Given data:
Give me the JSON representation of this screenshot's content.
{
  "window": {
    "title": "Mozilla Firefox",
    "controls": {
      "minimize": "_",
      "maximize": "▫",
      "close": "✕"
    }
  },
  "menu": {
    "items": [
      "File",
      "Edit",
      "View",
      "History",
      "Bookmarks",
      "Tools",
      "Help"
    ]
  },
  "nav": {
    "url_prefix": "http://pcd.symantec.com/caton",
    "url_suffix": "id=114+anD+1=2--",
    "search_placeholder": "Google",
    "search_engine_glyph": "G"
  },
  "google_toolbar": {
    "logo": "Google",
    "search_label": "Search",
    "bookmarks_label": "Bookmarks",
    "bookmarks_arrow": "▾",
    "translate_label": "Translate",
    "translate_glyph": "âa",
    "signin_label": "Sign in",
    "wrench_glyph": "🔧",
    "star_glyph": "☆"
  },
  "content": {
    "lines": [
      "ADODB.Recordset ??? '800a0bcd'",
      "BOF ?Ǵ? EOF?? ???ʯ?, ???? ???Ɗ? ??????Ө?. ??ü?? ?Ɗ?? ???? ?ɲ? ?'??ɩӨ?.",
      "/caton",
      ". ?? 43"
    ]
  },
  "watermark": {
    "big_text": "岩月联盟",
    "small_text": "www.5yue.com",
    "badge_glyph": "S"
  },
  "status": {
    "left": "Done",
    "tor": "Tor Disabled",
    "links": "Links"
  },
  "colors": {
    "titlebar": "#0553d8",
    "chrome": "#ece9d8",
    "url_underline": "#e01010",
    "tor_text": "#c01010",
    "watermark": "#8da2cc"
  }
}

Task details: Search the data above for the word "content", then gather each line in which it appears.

Result:
Give me the JSON representation of this screenshot's content.
  "content": {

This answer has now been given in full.